Nikolova said that democratic countries such as Italy and the United Kingdom have methods of checks and balances in place to control media influence on politics but that “the less advanced democracies in the Balkans” have inadequate mechanisms to prevent the emergence of abusive systems, In those countries political control of the media risks incapacitating the democratic process, she said.
Nikolova cited the example of her native Bulgaria where it is legal for politicians to own media outlets and some political parties have their own television channels while in Serbia, the state-owned Telekom Srbija, has entered into lucrative partnerships with allies of President Aleksandar Vucic, who have purchased media outlets which have in some cases become noticeably more pro-government in their reporting. In North Macedonia, prominent politicians can circumvent regulations by installing immediate family members as owners of their media assets.
Across the three states, the regulatory bodies designed to uphold the law and prevent abuse of the market are underfunded, while rules for appointing senior management leave them further vulnerable to political interference.
At the same time, saturated media markets mean large numbers of outlets compete for dwindling advertising revenues, leaving media outlets open to clientelism from state contracts as well as private investors. In the case of Bulgaria, non-transparent distribution of funds from the EU itself remains a serious issue.
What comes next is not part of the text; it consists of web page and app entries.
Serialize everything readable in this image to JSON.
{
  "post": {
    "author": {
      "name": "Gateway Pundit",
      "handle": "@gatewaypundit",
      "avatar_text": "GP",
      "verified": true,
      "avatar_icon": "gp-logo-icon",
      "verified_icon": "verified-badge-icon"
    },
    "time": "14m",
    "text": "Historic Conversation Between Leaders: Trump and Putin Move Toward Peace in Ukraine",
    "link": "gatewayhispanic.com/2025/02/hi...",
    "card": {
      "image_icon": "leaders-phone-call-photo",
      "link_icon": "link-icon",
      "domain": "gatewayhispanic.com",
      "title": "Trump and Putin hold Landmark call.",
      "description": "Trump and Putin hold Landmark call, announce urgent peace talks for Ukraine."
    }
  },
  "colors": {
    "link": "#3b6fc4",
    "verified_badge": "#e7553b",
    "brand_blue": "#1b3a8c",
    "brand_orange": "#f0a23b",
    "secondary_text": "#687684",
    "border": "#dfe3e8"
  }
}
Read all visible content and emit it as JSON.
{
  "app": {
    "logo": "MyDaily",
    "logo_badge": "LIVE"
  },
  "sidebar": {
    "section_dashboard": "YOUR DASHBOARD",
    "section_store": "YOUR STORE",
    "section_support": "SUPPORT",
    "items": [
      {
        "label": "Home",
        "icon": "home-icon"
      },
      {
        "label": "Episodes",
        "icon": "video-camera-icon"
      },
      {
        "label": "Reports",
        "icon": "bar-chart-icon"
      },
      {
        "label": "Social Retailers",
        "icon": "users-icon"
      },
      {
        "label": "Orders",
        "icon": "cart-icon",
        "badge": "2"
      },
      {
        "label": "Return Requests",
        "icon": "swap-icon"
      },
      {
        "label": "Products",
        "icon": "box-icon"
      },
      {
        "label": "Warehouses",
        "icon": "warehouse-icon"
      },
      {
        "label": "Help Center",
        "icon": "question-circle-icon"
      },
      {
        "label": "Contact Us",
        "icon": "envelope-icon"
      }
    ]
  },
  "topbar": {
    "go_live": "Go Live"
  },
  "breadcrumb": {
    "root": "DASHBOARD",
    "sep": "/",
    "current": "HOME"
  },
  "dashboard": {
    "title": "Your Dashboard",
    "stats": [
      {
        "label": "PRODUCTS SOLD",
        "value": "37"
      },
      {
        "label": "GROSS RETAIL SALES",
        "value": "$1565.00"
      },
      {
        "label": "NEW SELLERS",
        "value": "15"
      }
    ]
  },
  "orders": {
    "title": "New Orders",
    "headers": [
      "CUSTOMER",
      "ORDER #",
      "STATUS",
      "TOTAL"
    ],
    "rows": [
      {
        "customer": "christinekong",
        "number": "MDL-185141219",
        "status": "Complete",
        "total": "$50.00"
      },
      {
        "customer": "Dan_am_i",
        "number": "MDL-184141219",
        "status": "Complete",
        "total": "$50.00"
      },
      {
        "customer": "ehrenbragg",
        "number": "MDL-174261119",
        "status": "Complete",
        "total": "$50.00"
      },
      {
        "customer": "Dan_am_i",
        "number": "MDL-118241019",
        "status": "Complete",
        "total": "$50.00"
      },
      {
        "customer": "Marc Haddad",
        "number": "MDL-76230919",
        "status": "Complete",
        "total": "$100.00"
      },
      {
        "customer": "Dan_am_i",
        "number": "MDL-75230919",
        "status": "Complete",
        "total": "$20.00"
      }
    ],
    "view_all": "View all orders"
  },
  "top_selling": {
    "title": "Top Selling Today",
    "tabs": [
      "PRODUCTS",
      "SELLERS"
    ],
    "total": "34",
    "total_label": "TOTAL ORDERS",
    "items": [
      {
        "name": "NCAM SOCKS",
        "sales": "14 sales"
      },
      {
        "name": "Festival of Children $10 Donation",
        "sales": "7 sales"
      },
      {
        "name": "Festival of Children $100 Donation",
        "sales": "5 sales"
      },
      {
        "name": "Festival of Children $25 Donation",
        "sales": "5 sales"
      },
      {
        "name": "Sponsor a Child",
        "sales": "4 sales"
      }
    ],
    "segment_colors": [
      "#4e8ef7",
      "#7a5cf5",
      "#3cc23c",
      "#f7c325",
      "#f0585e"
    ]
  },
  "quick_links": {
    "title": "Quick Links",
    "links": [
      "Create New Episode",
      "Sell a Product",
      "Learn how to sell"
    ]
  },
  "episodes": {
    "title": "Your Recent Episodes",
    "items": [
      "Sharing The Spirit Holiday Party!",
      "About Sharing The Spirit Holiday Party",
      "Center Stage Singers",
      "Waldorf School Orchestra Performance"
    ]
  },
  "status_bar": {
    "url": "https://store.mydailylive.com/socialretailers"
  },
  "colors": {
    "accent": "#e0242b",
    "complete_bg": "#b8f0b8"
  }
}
In North Macedonia, the SDSM government pledged to stop government funding of the media or advertising apart from projects in the public interest of the former. The government’s pledge and other widespread media reforms remain unfulfilled.